what bathroom stall writings say about a person
writings on the wall
photo by yasmeen gharnit
A little gem of insight was bestowed upon us this morning by The Atlantic concerning why the heck we humans have such a propensity for writing on bathroom stalls. Researchers aren’t arriving at a consensus any time soon, but there sure are a lot of theories up in the air (some grosser than others). Latrinalia (the academic term for bathroom stall graffiti) has been around since the invention of outhouses, serving as a forum to anonymously contact, diss, and crush on other people. What’s particularly interesting about this very specific realm of research, however, is that since public bathrooms are generally gender-segregated, these writings reveal a lot about how ordinary people are expressing gender roles.
The majority of the research discussed in the article comes to the conclusion that men stereotypically write and draw about dirtier, more sexually aggressive topics (anyone who went to a co-ed middle school knows what kind of drawings we’re talking about) and women stereotypically write and draw more about romantic love (or at least draw a lot of hearts and ”Mrs. [insert crush’s name here]”). While we’re hesitant to agree with these findings (especially seeing as we haven’t spent too much time in the boys’ bathroom recently), there is definitely a lot of food for thought in observing the way our latrinalia exposes differences and similarities between the genders.

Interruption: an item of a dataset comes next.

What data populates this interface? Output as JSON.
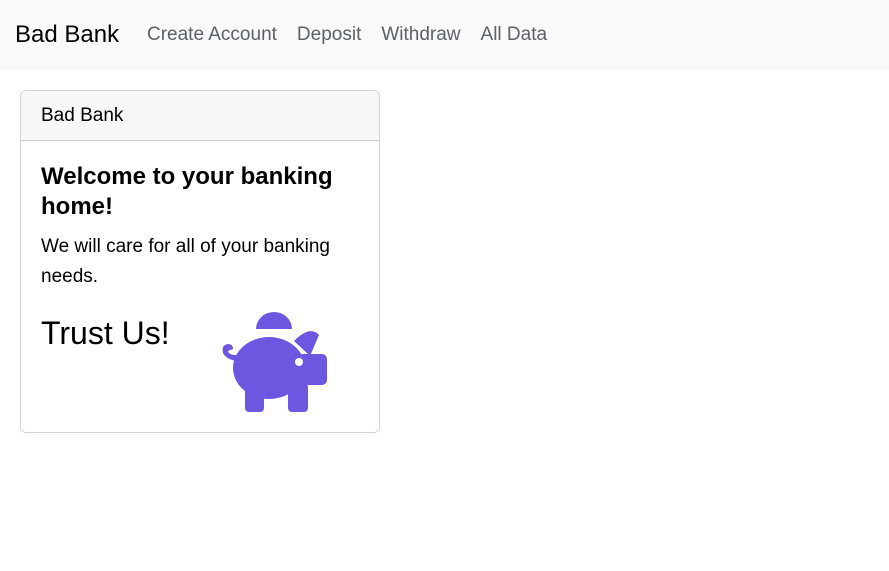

Both genders continuously identify individual presence (as in, writing your name, or declaring that you “wuz here”), but men tend to talk more about themselves than women, who tend to write more Burn Book-worthy put-downs against each other than men do, according to a 2012 study. The article talks about how public bathrooms are the most “gendery” spaces that exist and that this might be the reason why people find themselves sticking to their gender roles in the bathroom more strongly than anywhere else (a.k.a. why men get all testosterone-y and assert their presence and women get all competitive and put down each other). Or it could just be that people bottle up these expressions and can’t wait to pour their hearts out when they finally get some privacy—but hey, we're no experts.
While the findings sadly go hand in hand with a lot of the negative stereotypes surrounding each gender, that shouldn’t take all the fun out of the world’s most innocent low-level crime. At the end of the day, people (no matter their gender) love the concept of anonymity in public (hence, the appeal of the Internet) as well as generally doing stuff they’re not supposed to do. When we see a poorly scrawled “F*** school” or an inappropriate image plastered on the stall door, we like to think that the person who penned it was just making art and having a very private, yet very public moment of rebellion.